Boeing reported $23.9 billion in sales during the third quarter of 2016, which marks an eight percent decline compared to 2015, according to the company’s third-quarter results released Wednesday. Boeing’s defense business saw a 10 percent decline in sales despite a new $2.8 billion US contract for KC-46 production and UK contracts for 50 Apache helicopters and nine P-8 naval aircraft. Growth in Boeing’s defense sector came primarily in its Global Services and Support division, which saw “higher volume in aircraft modernization and sustainment and training systems and government services.” Boeing said its results indicated “overall solid execution.” On a conference call with reporters Wednesday, CEO Dennis Muilenburg expressed confidence in the balance of the company’s defense business. While Boeing “will be aggressive to win” upcoming competitions for the Air Force’s T-X trainer, the recapitalization of the JSTARS surveillance aircraft, and the new Ground Based Strategic Deterrent system, he said, “the future of our defense business is not dependent on any one program.”

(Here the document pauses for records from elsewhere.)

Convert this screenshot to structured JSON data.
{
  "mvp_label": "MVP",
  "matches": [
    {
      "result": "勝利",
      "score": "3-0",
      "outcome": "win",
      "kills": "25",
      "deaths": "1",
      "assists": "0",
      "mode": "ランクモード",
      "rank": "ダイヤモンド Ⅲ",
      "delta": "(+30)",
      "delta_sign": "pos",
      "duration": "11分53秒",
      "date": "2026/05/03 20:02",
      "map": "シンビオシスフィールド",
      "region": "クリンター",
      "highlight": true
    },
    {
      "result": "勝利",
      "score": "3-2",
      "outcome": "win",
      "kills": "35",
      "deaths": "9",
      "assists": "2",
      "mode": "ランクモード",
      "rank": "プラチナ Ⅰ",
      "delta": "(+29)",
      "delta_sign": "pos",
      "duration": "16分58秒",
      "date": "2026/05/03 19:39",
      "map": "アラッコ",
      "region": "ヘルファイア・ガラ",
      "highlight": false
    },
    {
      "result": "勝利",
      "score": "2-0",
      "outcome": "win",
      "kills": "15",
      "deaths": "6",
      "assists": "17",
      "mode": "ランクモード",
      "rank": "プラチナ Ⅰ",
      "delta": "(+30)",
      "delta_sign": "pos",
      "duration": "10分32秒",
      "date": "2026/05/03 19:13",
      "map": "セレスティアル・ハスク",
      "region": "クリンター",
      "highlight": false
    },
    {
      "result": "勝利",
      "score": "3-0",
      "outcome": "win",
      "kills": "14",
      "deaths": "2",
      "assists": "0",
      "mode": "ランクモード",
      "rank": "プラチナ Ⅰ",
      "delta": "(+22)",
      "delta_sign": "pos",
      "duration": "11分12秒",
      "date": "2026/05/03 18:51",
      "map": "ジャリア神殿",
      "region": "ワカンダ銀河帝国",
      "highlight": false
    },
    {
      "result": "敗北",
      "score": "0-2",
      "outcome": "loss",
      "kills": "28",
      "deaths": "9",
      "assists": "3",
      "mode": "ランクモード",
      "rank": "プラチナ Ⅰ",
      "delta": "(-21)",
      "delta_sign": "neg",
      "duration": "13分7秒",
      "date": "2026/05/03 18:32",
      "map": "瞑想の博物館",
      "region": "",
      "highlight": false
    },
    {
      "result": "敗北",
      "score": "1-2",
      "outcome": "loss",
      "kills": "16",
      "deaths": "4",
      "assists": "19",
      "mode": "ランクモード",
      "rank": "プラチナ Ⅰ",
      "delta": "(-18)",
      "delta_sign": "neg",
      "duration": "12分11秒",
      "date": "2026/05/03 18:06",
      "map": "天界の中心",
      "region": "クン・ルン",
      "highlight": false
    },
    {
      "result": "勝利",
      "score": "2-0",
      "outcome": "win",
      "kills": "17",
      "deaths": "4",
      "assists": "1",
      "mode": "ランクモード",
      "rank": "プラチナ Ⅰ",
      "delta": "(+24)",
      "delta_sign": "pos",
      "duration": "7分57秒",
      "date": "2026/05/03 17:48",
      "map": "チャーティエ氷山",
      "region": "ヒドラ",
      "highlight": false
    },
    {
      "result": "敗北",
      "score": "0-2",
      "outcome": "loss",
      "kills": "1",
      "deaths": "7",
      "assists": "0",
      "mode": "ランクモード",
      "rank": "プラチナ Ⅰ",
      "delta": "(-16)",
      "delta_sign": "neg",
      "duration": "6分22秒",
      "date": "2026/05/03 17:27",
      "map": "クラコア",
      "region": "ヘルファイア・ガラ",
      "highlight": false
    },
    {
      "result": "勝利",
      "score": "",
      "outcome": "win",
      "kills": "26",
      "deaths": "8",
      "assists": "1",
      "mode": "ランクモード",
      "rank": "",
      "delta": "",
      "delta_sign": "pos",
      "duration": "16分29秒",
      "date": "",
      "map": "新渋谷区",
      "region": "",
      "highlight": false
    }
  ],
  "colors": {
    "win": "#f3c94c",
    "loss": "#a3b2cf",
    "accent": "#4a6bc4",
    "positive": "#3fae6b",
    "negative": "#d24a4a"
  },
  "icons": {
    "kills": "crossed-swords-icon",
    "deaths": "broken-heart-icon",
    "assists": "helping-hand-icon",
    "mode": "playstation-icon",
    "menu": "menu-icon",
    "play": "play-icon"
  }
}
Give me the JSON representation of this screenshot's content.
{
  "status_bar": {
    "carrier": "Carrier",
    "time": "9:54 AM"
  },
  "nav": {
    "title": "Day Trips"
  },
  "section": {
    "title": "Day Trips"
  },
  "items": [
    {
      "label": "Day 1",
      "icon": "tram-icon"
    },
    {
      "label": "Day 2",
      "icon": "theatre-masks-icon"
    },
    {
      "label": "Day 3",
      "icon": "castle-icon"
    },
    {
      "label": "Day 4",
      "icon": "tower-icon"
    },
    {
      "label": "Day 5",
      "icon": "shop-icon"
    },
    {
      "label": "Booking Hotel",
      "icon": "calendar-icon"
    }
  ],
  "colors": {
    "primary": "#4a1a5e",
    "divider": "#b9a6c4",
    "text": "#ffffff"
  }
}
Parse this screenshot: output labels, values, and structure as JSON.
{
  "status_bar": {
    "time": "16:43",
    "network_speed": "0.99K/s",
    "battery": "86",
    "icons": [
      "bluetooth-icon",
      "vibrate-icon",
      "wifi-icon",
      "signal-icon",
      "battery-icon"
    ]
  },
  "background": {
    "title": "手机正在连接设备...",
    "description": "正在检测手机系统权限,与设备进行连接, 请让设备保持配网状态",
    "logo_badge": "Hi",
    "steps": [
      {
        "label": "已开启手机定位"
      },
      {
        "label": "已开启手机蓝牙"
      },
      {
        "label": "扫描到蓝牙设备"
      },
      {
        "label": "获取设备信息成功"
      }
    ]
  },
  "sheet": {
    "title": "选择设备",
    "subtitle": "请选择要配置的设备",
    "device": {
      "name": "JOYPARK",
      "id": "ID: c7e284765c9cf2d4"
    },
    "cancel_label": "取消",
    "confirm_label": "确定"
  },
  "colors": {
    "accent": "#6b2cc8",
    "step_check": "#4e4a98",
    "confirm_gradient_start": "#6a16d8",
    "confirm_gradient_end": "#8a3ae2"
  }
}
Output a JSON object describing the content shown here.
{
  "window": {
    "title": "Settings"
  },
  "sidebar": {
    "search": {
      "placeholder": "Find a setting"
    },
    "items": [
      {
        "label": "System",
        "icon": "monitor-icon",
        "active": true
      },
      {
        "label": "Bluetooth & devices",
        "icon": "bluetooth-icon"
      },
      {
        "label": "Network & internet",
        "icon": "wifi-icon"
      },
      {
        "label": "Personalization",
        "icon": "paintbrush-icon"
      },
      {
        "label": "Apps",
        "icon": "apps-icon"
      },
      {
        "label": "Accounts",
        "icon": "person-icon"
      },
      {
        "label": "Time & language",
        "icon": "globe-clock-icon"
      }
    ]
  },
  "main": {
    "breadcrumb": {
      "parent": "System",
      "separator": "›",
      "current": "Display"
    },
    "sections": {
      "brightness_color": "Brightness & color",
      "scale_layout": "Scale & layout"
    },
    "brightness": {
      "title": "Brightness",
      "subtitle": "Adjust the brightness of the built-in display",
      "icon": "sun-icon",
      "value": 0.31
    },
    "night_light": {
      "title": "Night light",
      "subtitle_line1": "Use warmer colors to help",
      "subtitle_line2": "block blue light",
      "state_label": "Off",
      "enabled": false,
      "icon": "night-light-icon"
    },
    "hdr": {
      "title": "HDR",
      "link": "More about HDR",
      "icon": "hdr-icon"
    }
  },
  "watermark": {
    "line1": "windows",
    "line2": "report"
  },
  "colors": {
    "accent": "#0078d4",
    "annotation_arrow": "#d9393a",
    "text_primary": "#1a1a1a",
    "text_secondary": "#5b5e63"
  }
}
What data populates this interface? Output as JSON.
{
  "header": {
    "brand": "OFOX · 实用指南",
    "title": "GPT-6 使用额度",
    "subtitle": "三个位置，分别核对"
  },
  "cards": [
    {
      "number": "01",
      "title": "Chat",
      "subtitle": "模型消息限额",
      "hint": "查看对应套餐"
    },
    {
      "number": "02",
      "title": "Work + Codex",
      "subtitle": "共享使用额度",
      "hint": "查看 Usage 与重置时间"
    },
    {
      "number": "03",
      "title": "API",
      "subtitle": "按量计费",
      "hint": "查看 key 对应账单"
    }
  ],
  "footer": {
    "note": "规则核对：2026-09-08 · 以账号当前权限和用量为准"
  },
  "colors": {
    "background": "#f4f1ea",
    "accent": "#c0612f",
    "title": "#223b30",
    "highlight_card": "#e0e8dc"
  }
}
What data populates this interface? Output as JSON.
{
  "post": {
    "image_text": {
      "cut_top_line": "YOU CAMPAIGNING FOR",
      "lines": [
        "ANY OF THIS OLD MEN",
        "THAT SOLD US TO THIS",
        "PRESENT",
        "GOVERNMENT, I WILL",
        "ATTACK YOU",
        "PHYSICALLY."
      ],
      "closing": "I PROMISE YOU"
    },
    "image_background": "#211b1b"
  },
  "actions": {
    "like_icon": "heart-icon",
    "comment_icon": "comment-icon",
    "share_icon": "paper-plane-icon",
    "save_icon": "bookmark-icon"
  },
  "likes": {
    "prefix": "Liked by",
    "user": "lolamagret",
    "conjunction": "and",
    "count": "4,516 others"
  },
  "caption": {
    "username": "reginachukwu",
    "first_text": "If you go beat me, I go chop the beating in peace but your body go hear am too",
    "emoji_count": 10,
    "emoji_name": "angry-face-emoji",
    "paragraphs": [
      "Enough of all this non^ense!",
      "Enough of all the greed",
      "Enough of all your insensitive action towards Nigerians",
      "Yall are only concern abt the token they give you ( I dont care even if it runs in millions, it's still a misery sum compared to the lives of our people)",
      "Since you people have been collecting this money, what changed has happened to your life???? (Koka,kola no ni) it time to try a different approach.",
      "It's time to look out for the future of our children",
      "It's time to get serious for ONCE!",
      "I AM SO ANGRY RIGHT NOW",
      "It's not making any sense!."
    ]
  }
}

U.S. Air Force F-35s and F-22s regularly deploy deep into the Pacific region from Alaska, Utah, and Hawaii. In the future, though, the head of U.S. Indo-Pacific Command would like to see the Air Force permanently station fifth-generation aircraft west of the international date line—closer to China.